**What you need to do:**
Look through the lines below and copy each one that includes "Protective".

Excerpts from an interface dataset:
# # # #

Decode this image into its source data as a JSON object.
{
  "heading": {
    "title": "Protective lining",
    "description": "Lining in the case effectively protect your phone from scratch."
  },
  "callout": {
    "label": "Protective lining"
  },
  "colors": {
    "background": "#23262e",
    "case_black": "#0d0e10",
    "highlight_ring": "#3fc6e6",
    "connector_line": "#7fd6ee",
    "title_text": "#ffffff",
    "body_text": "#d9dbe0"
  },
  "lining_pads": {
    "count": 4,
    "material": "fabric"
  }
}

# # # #

**Answer:**
    "title": "Protective lining",
    "label": "Protective lining"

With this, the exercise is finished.